▶ **The problem**
Show all lines of the listing that contain the word "JSON".

-------

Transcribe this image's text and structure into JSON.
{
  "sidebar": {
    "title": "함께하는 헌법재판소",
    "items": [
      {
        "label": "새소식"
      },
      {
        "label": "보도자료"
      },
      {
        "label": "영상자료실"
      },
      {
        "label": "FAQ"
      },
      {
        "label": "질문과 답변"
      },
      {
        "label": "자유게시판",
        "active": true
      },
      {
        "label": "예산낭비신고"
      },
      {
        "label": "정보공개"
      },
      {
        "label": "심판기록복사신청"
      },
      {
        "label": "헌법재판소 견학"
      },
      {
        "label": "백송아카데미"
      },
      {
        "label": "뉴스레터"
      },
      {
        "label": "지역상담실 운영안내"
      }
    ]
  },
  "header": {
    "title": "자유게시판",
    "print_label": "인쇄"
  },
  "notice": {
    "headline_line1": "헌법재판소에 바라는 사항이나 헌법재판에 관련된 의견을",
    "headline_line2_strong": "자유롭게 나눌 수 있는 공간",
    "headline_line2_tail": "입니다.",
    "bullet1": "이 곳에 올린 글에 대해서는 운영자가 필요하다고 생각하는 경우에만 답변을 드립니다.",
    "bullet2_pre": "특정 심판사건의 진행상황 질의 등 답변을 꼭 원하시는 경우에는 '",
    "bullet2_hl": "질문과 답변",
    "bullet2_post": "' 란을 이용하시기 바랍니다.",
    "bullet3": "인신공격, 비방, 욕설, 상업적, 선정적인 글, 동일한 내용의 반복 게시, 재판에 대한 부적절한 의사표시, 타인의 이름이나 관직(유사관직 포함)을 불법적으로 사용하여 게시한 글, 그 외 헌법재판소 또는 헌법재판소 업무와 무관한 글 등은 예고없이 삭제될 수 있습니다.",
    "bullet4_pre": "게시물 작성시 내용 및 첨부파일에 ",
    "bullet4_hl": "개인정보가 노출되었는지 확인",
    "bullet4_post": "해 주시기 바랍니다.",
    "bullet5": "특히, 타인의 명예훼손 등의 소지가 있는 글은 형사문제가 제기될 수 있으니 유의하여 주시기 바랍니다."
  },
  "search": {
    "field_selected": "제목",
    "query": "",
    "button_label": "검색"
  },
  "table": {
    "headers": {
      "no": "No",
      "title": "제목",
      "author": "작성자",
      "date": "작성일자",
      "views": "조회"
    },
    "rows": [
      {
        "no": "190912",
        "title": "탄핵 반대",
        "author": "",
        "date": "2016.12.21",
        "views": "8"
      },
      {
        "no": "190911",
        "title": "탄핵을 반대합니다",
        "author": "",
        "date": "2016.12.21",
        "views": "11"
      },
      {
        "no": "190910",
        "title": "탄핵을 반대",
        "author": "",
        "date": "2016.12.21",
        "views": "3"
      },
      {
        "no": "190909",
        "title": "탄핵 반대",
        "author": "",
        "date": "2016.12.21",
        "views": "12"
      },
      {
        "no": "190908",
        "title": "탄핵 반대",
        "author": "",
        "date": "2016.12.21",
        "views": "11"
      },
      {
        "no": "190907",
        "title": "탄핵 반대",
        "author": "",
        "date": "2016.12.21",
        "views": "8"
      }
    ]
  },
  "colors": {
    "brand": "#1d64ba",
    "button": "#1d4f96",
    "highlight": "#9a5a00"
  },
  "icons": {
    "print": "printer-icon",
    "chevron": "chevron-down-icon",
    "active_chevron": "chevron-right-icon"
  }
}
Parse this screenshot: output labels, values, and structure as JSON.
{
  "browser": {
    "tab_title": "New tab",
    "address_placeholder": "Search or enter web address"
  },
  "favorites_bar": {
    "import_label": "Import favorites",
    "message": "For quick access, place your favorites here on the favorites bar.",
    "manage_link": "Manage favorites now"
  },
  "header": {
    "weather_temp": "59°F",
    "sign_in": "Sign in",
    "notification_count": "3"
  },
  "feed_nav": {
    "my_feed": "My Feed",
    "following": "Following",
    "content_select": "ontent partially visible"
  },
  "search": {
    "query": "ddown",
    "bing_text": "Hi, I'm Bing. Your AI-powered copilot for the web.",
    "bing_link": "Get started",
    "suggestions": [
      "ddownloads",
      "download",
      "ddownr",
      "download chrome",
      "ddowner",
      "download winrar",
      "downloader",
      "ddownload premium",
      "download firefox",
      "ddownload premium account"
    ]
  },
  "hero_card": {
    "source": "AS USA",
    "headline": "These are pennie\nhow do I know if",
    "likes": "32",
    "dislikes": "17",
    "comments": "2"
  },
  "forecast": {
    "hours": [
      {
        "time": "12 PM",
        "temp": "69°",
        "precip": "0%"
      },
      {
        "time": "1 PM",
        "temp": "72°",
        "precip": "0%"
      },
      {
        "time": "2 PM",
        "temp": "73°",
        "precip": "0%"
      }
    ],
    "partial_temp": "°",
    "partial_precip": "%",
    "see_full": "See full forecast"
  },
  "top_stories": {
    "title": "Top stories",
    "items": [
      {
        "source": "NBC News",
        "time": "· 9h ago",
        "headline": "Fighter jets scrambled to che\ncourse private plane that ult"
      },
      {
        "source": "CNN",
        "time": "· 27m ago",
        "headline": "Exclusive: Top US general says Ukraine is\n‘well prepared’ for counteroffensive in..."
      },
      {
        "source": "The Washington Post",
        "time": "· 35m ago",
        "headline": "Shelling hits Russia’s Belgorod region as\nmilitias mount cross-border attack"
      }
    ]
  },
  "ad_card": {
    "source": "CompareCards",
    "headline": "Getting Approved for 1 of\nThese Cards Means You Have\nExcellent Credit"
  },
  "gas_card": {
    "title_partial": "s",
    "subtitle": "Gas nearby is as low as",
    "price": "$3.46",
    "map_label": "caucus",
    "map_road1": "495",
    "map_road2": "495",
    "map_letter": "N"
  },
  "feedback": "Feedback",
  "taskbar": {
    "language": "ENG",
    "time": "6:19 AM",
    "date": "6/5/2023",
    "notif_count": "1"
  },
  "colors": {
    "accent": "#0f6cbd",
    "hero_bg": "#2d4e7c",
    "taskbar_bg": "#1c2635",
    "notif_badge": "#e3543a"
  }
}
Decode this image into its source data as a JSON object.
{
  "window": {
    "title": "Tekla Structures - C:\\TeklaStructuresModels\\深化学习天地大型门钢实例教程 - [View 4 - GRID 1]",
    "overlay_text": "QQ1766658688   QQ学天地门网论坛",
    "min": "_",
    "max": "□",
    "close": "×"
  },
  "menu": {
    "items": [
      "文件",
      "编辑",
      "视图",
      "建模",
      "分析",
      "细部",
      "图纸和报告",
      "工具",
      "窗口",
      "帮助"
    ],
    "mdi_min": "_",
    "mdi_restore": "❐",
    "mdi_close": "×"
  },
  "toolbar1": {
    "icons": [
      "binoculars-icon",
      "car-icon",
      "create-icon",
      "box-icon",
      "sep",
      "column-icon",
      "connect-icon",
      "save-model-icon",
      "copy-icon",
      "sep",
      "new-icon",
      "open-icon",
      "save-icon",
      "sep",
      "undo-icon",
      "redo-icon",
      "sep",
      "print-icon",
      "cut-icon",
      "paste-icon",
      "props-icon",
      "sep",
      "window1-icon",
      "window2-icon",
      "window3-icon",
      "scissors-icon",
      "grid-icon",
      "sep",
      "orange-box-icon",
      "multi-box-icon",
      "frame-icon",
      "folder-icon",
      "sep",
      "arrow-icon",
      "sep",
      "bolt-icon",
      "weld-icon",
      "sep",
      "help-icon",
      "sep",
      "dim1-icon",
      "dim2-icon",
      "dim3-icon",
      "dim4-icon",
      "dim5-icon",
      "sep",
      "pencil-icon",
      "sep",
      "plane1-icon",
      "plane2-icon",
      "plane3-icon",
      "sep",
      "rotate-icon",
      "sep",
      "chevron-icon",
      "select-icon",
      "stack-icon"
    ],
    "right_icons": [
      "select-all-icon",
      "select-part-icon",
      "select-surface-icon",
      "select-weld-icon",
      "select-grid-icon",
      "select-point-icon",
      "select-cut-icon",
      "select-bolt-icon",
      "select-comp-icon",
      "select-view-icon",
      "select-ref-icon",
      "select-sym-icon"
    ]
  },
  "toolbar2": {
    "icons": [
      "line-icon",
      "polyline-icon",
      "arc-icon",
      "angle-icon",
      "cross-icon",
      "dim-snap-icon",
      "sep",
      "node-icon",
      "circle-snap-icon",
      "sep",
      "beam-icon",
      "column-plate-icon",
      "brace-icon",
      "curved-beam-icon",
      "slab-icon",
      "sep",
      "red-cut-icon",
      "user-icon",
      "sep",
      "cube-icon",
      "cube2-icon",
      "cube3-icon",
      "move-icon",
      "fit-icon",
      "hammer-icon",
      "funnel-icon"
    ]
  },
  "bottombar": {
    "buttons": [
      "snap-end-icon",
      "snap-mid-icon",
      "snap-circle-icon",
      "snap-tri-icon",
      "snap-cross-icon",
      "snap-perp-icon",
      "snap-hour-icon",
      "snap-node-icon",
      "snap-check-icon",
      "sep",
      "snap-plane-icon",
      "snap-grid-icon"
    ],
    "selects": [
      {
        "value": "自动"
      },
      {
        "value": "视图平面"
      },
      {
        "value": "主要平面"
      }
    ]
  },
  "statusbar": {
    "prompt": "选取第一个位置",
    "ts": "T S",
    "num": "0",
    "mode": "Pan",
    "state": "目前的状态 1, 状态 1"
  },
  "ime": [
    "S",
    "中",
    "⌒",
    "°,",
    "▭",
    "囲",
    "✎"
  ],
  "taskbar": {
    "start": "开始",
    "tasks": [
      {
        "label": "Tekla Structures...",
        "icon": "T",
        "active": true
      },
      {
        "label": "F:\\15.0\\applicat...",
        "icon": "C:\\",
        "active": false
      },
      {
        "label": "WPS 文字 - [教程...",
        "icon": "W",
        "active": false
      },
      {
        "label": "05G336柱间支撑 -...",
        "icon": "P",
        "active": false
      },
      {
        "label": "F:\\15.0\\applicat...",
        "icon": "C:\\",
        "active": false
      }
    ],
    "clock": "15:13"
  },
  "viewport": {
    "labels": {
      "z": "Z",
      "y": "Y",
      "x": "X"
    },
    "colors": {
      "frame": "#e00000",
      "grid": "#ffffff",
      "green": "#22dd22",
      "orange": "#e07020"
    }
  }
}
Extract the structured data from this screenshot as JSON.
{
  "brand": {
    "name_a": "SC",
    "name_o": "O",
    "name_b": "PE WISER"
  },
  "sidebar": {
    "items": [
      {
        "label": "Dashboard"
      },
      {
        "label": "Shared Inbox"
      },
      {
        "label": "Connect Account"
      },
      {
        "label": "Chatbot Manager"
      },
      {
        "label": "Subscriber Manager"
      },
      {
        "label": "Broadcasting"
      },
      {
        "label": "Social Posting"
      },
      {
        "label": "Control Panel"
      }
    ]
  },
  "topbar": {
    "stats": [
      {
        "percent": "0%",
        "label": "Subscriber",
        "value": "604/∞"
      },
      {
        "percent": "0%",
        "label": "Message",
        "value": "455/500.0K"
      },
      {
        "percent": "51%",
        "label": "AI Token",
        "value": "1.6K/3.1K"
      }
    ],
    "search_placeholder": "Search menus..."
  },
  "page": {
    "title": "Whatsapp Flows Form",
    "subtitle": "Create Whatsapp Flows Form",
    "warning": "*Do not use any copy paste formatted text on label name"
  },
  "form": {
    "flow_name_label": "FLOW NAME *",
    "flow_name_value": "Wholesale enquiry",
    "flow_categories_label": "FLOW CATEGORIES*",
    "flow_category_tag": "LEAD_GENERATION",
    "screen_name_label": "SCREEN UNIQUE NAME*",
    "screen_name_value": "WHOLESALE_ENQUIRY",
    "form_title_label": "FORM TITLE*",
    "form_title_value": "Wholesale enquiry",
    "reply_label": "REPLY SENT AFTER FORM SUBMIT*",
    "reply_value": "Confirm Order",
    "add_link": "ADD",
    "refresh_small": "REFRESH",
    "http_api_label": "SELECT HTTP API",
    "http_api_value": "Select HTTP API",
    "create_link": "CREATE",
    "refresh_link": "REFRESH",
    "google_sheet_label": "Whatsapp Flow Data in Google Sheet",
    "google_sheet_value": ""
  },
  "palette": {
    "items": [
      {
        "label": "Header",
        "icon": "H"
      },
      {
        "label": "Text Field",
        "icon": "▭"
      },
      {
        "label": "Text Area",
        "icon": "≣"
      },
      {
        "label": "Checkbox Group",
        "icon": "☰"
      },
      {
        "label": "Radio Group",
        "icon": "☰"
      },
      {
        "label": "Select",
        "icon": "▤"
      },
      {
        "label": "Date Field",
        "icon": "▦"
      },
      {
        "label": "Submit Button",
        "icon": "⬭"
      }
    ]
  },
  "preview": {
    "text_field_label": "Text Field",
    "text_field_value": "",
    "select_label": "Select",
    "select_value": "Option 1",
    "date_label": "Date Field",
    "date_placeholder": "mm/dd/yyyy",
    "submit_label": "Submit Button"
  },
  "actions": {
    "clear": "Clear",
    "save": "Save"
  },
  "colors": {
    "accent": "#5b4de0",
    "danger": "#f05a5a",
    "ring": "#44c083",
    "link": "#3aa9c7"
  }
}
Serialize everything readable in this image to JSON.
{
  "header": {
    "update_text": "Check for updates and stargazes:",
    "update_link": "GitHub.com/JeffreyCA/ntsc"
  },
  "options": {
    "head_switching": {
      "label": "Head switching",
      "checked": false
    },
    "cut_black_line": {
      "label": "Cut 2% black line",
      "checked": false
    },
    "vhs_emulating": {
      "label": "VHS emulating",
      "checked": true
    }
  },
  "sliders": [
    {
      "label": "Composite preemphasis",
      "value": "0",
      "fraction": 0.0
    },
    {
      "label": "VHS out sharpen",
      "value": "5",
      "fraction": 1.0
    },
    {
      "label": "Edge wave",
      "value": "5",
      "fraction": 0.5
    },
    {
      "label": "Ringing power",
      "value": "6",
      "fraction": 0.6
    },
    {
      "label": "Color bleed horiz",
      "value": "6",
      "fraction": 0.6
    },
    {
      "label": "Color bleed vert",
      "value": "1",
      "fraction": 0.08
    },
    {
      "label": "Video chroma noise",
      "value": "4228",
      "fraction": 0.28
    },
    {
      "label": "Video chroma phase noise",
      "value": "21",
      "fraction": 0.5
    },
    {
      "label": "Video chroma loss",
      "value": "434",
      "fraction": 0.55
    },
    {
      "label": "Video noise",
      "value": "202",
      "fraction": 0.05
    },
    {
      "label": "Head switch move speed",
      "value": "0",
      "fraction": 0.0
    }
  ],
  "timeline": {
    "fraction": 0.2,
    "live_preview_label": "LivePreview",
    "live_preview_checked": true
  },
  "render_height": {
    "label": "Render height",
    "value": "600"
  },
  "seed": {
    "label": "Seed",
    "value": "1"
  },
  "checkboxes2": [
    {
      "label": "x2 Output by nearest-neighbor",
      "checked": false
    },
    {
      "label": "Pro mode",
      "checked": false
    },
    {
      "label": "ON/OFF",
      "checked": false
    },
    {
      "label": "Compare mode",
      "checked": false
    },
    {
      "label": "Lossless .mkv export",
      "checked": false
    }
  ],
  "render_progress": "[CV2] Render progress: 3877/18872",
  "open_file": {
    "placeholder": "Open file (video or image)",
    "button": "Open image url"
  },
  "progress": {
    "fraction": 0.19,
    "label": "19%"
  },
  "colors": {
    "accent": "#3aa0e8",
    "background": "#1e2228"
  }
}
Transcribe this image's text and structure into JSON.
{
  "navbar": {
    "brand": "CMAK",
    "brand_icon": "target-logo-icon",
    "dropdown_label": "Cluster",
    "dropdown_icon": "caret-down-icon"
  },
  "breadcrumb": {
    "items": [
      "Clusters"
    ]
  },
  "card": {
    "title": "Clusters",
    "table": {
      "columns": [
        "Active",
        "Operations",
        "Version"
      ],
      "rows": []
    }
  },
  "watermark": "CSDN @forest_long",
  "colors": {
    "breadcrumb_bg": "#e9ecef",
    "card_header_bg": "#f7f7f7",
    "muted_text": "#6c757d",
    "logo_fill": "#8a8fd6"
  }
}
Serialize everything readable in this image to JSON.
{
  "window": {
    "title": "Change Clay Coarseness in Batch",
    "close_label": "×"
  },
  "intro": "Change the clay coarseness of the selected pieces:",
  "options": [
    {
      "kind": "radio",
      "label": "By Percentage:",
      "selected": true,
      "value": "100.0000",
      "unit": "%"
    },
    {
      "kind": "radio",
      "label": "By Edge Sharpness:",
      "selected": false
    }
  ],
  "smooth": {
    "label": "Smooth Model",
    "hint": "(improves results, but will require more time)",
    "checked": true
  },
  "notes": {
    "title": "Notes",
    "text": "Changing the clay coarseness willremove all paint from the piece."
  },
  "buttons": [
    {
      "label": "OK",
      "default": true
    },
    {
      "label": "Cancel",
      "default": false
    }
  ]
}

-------

▶ **Solution**
Transcribe this image's text and structure into JSON.
Parse this screenshot: output labels, values, and structure as JSON.
Decode this image into its source data as a JSON object.
Extract the structured data from this screenshot as JSON.
Serialize everything readable in this image to JSON.
Transcribe this image's text and structure into JSON.
Serialize everything readable in this image to JSON.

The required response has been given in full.